#### Input material:
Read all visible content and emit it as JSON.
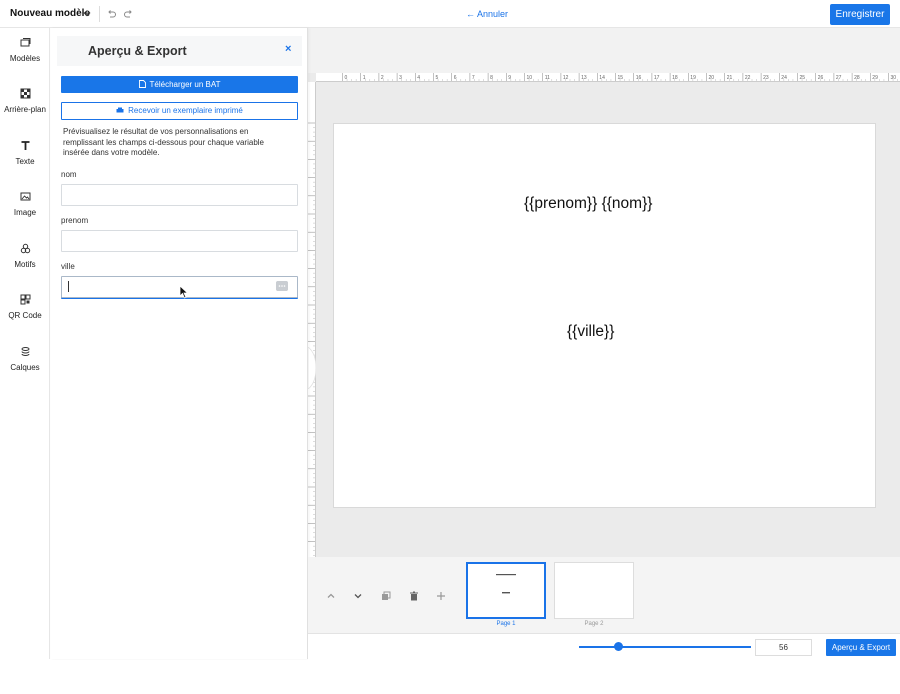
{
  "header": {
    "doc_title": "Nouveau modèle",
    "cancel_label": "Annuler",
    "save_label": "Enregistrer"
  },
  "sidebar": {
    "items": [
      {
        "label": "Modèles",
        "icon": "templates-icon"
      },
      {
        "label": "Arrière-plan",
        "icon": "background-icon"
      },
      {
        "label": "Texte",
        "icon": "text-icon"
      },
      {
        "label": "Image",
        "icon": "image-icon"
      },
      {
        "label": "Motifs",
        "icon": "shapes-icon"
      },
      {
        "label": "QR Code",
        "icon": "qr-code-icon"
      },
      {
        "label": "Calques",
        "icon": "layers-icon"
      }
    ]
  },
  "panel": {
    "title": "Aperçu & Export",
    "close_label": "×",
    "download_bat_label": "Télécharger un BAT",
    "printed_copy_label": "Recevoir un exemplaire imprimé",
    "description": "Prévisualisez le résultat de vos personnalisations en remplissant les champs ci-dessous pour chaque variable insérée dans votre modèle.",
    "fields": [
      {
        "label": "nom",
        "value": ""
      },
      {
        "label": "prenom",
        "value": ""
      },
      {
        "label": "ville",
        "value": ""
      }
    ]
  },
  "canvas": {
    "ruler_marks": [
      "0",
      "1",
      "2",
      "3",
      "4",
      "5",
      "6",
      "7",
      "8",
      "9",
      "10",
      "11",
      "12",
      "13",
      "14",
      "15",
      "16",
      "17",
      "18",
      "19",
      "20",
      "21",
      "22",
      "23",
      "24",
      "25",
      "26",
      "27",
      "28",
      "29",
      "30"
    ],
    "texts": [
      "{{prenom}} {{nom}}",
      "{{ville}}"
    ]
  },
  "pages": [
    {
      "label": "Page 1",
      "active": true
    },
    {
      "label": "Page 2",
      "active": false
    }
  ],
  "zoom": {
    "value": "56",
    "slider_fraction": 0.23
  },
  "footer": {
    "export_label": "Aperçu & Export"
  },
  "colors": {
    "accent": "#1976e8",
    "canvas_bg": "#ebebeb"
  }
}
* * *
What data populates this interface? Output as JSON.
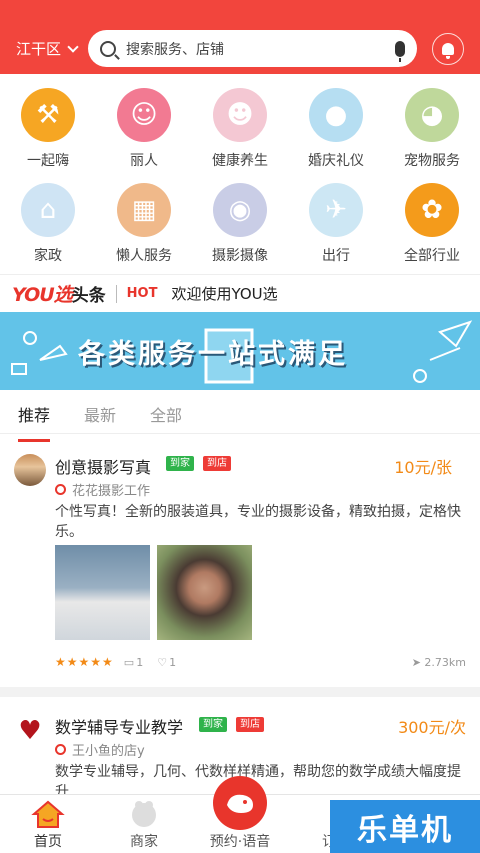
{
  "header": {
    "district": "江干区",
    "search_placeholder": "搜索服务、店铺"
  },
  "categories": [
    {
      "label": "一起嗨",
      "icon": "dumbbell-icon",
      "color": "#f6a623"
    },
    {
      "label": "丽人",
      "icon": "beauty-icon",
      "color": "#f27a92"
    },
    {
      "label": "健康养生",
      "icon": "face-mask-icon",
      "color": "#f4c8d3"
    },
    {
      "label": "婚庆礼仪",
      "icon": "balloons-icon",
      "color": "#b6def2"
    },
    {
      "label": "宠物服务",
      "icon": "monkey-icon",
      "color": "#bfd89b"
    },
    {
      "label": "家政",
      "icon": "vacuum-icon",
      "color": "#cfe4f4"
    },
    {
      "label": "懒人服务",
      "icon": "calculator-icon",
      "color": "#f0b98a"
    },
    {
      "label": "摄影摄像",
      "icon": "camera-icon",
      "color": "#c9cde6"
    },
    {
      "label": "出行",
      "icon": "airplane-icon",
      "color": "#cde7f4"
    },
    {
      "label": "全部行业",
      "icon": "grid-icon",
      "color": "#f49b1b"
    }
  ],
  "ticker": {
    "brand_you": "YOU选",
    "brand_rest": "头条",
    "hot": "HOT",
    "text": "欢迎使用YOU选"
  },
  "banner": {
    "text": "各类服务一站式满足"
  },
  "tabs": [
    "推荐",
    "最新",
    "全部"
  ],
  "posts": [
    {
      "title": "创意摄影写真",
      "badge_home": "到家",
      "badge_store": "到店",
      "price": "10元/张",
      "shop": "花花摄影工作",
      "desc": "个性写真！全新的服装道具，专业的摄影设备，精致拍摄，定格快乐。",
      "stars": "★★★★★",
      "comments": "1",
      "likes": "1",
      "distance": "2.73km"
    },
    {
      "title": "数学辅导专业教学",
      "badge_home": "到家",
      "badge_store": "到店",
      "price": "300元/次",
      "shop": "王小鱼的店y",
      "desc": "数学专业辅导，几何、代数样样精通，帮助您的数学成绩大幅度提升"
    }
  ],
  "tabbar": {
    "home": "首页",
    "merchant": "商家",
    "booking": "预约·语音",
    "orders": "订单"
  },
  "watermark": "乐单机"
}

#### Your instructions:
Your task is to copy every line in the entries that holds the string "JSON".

#### Result:
Read all visible content and emit it as JSON.
What data populates this interface? Output as JSON.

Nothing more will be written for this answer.